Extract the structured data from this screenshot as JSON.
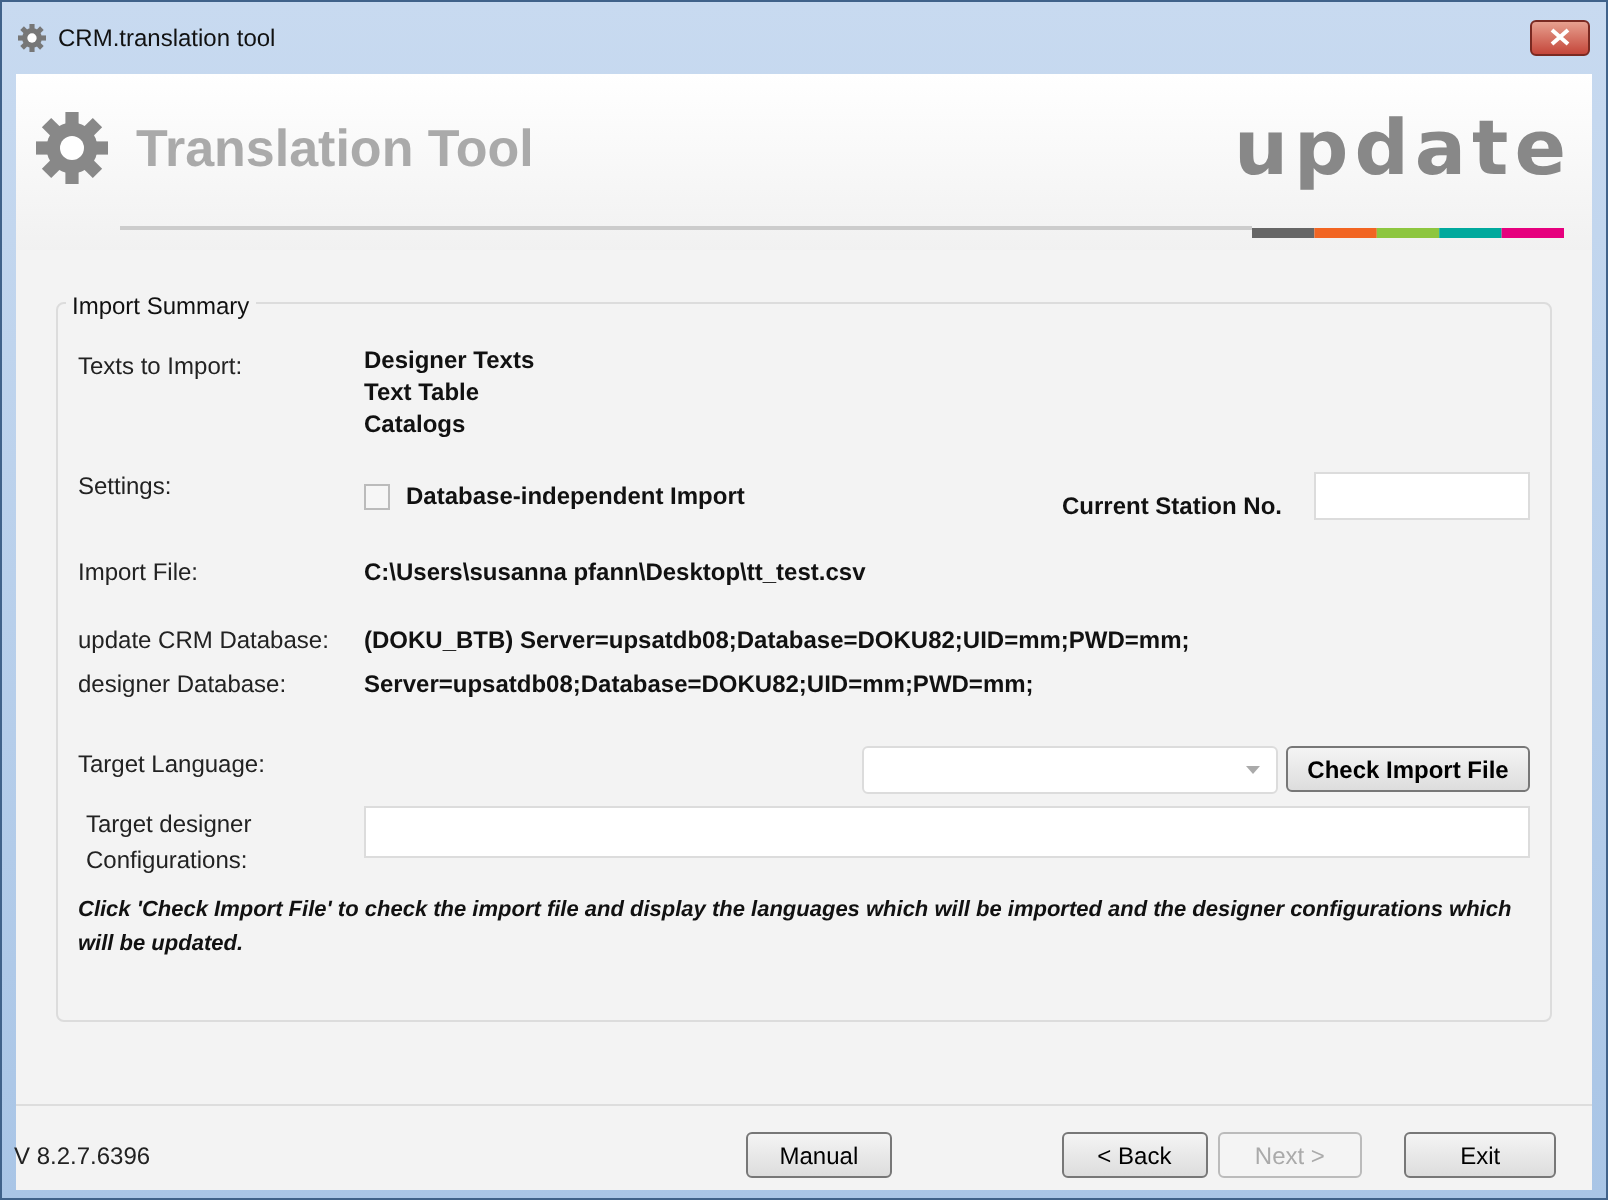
{
  "window": {
    "title": "CRM.translation tool"
  },
  "header": {
    "title": "Translation Tool",
    "logo": "update"
  },
  "import_summary": {
    "legend": "Import Summary",
    "texts_to_import": {
      "label": "Texts to Import:",
      "items": [
        "Designer Texts",
        "Text Table",
        "Catalogs"
      ]
    },
    "settings": {
      "label": "Settings:",
      "checkbox": {
        "label": "Database-independent Import",
        "checked": false
      },
      "station_label": "Current Station No."
    },
    "import_file": {
      "label": "Import File:",
      "value": "C:\\Users\\susanna pfann\\Desktop\\tt_test.csv"
    },
    "crm_database": {
      "label": "update CRM Database:",
      "value": "(DOKU_BTB) Server=upsatdb08;Database=DOKU82;UID=mm;PWD=mm;"
    },
    "designer_database": {
      "label": "designer Database:",
      "value": "Server=upsatdb08;Database=DOKU82;UID=mm;PWD=mm;"
    },
    "target_language": {
      "label": "Target Language:",
      "button": "Check Import File"
    },
    "target_configurations": {
      "label": "Target designer Configurations:"
    },
    "hint": "Click 'Check Import File' to check the import file and display the languages which will be imported and the designer configurations which will be updated."
  },
  "footer": {
    "version": "V 8.2.7.6396",
    "buttons": [
      {
        "label": "Manual",
        "disabled": false
      },
      {
        "label": "< Back",
        "disabled": false
      },
      {
        "label": "Next >",
        "disabled": true
      },
      {
        "label": "Exit",
        "disabled": false
      }
    ]
  }
}
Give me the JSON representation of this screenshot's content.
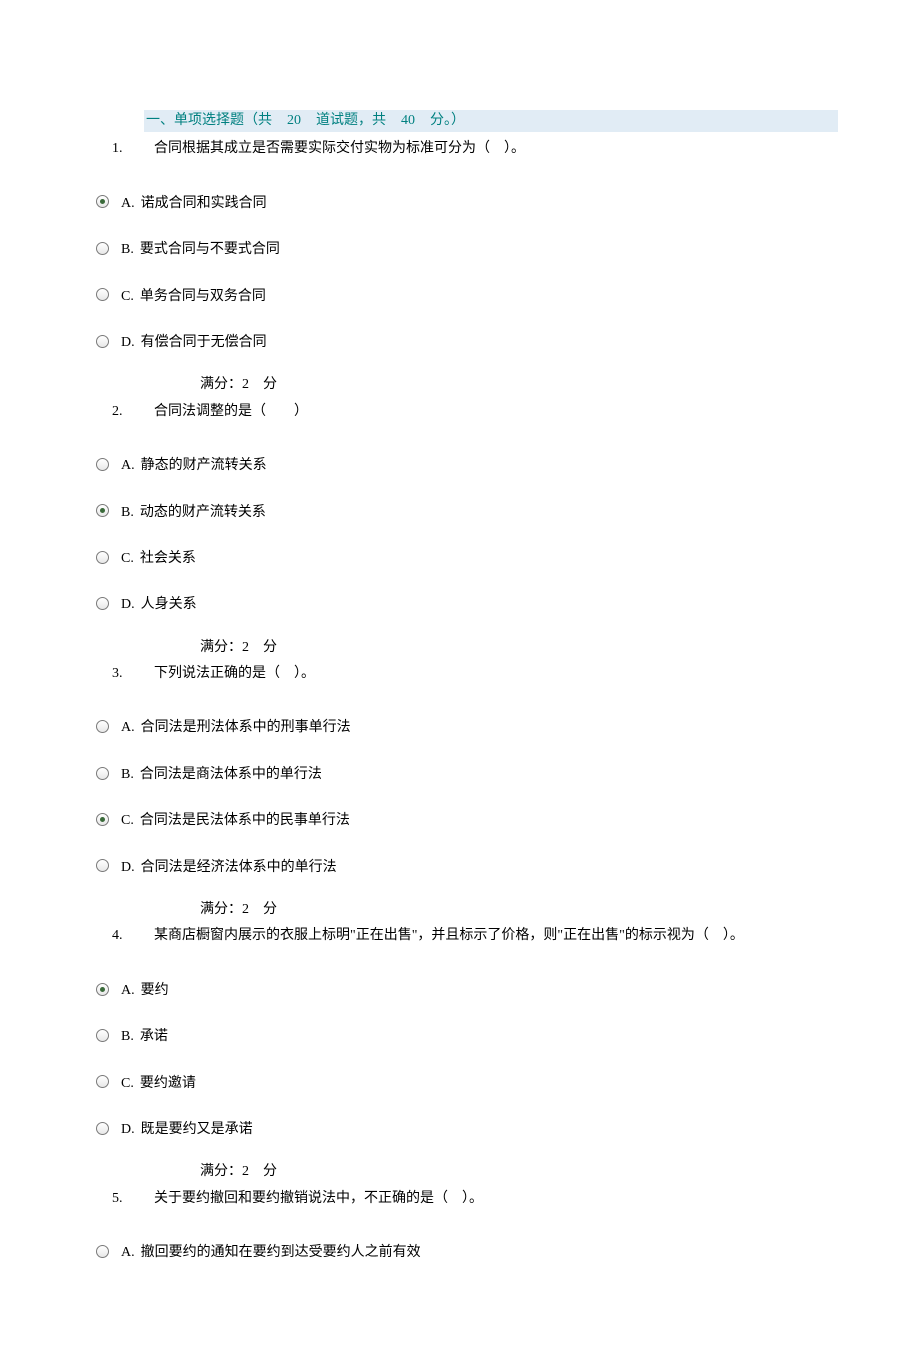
{
  "section_header": {
    "prefix": "一、单项选择题（共",
    "count": "20",
    "mid": "道试题，共",
    "points": "40",
    "suffix": "分。）"
  },
  "score": {
    "label_prefix": "满分：",
    "value": "2",
    "label_suffix": "分"
  },
  "questions": [
    {
      "num": "1.",
      "text": "合同根据其成立是否需要实际交付实物为标准可分为（　）。",
      "selected": 0,
      "options": [
        {
          "prefix": "A.",
          "text": "诺成合同和实践合同"
        },
        {
          "prefix": "B.",
          "text": "要式合同与不要式合同"
        },
        {
          "prefix": "C.",
          "text": "单务合同与双务合同"
        },
        {
          "prefix": "D.",
          "text": "有偿合同于无偿合同"
        }
      ]
    },
    {
      "num": "2.",
      "text": "合同法调整的是（　　）",
      "selected": 1,
      "options": [
        {
          "prefix": "A.",
          "text": "静态的财产流转关系"
        },
        {
          "prefix": "B.",
          "text": "动态的财产流转关系"
        },
        {
          "prefix": "C.",
          "text": "社会关系�ివ"
        },
        {
          "prefix": "D.",
          "text": "人身关系"
        }
      ]
    },
    {
      "num": "3.",
      "text": "下列说法正确的是（　）。",
      "selected": 2,
      "options": [
        {
          "prefix": "A.",
          "text": "合同法是刑法体系中的刑事单行法"
        },
        {
          "prefix": "B.",
          "text": "合同法是商法体系中的单行法"
        },
        {
          "prefix": "C.",
          "text": "合同法是民法体系中的民事单行法"
        },
        {
          "prefix": "D.",
          "text": "合同法是经济法体系中的单行法"
        }
      ]
    },
    {
      "num": "4.",
      "text": "某商店橱窗内展示的衣服上标明\"正在出售\"，并且标示了价格，则\"正在出售\"的标示视为（　）。",
      "selected": 0,
      "options": [
        {
          "prefix": "A.",
          "text": "要约"
        },
        {
          "prefix": "B.",
          "text": "承诺"
        },
        {
          "prefix": "C.",
          "text": "要约邀请"
        },
        {
          "prefix": "D.",
          "text": "既是要约又是承诺"
        }
      ]
    },
    {
      "num": "5.",
      "text": "关于要约撤回和要约撤销说法中，不正确的是（　）。",
      "selected": -1,
      "options": [
        {
          "prefix": "A.",
          "text": "撤回要约的通知在要约到达受要约人之前有效"
        }
      ]
    }
  ],
  "q2_fix": {
    "options": [
      {
        "prefix": "A.",
        "text": "静态的财产流转关系"
      },
      {
        "prefix": "B.",
        "text": "动态的财产流转关系"
      },
      {
        "prefix": "C.",
        "text": "社会关系"
      },
      {
        "prefix": "D.",
        "text": "人身关系"
      }
    ]
  }
}
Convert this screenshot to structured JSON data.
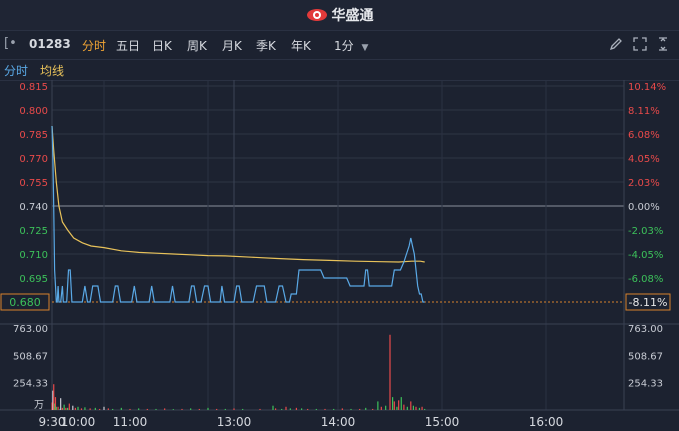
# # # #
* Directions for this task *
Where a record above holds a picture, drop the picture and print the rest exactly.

* Completed task *
Extract the structured data from this screenshot as JSON.
{
  "window": {
    "title": "CRM.translation tool"
  },
  "header": {
    "title": "Translation Tool",
    "logo": "update"
  },
  "import_summary": {
    "legend": "Import Summary",
    "texts_to_import": {
      "label": "Texts to Import:",
      "items": [
        "Designer Texts",
        "Text Table",
        "Catalogs"
      ]
    },
    "settings": {
      "label": "Settings:",
      "checkbox": {
        "label": "Database-independent Import",
        "checked": false
      },
      "station_label": "Current Station No."
    },
    "import_file": {
      "label": "Import File:",
      "value": "C:\\Users\\susanna pfann\\Desktop\\tt_test.csv"
    },
    "crm_database": {
      "label": "update CRM Database:",
      "value": "(DOKU_BTB) Server=upsatdb08;Database=DOKU82;UID=mm;PWD=mm;"
    },
    "designer_database": {
      "label": "designer Database:",
      "value": "Server=upsatdb08;Database=DOKU82;UID=mm;PWD=mm;"
    },
    "target_language": {
      "label": "Target Language:",
      "button": "Check Import File"
    },
    "target_configurations": {
      "label": "Target designer Configurations:"
    },
    "hint": "Click 'Check Import File' to check the import file and display the languages which will be imported and the designer configurations which will be updated."
  },
  "footer": {
    "version": "V 8.2.7.6396",
    "buttons": [
      {
        "label": "Manual",
        "disabled": false
      },
      {
        "label": "< Back",
        "disabled": false
      },
      {
        "label": "Next >",
        "disabled": true
      },
      {
        "label": "Exit",
        "disabled": false
      }
    ]
  }
}
Give me the JSON representation of this screenshot's content.
{
  "section_header": {
    "prefix": "一、单项选择题（共",
    "count": "20",
    "mid": "道试题，共",
    "points": "40",
    "suffix": "分。）"
  },
  "score": {
    "label_prefix": "满分：",
    "value": "2",
    "label_suffix": "分"
  },
  "questions": [
    {
      "num": "1.",
      "text": "合同根据其成立是否需要实际交付实物为标准可分为（　）。",
      "selected": 0,
      "options": [
        {
          "prefix": "A.",
          "text": "诺成合同和实践合同"
        },
        {
          "prefix": "B.",
          "text": "要式合同与不要式合同"
        },
        {
          "prefix": "C.",
          "text": "单务合同与双务合同"
        },
        {
          "prefix": "D.",
          "text": "有偿合同于无偿合同"
        }
      ]
    },
    {
      "num": "2.",
      "text": "合同法调整的是（　　）",
      "selected": 1,
      "options": [
        {
          "prefix": "A.",
          "text": "静态的财产流转关系"
        },
        {
          "prefix": "B.",
          "text": "动态的财产流转关系"
        },
        {
          "prefix": "C.",
          "text": "社会关系�ివ"
        },
        {
          "prefix": "D.",
          "text": "人身关系"
        }
      ]
    },
    {
      "num": "3.",
      "text": "下列说法正确的是（　）。",
      "selected": 2,
      "options": [
        {
          "prefix": "A.",
          "text": "合同法是刑法体系中的刑事单行法"
        },
        {
          "prefix": "B.",
          "text": "合同法是商法体系中的单行法"
        },
        {
          "prefix": "C.",
          "text": "合同法是民法体系中的民事单行法"
        },
        {
          "prefix": "D.",
          "text": "合同法是经济法体系中的单行法"
        }
      ]
    },
    {
      "num": "4.",
      "text": "某商店橱窗内展示的衣服上标明\"正在出售\"，并且标示了价格，则\"正在出售\"的标示视为（　）。",
      "selected": 0,
      "options": [
        {
          "prefix": "A.",
          "text": "要约"
        },
        {
          "prefix": "B.",
          "text": "承诺"
        },
        {
          "prefix": "C.",
          "text": "要约邀请"
        },
        {
          "prefix": "D.",
          "text": "既是要约又是承诺"
        }
      ]
    },
    {
      "num": "5.",
      "text": "关于要约撤回和要约撤销说法中，不正确的是（　）。",
      "selected": -1,
      "options": [
        {
          "prefix": "A.",
          "text": "撤回要约的通知在要约到达受要约人之前有效"
        }
      ]
    }
  ],
  "q2_fix": {
    "options": [
      {
        "prefix": "A.",
        "text": "静态的财产流转关系"
      },
      {
        "prefix": "B.",
        "text": "动态的财产流转关系"
      },
      {
        "prefix": "C.",
        "text": "社会关系"
      },
      {
        "prefix": "D.",
        "text": "人身关系"
      }
    ]
  }
}
Convert this screenshot to structured JSON data.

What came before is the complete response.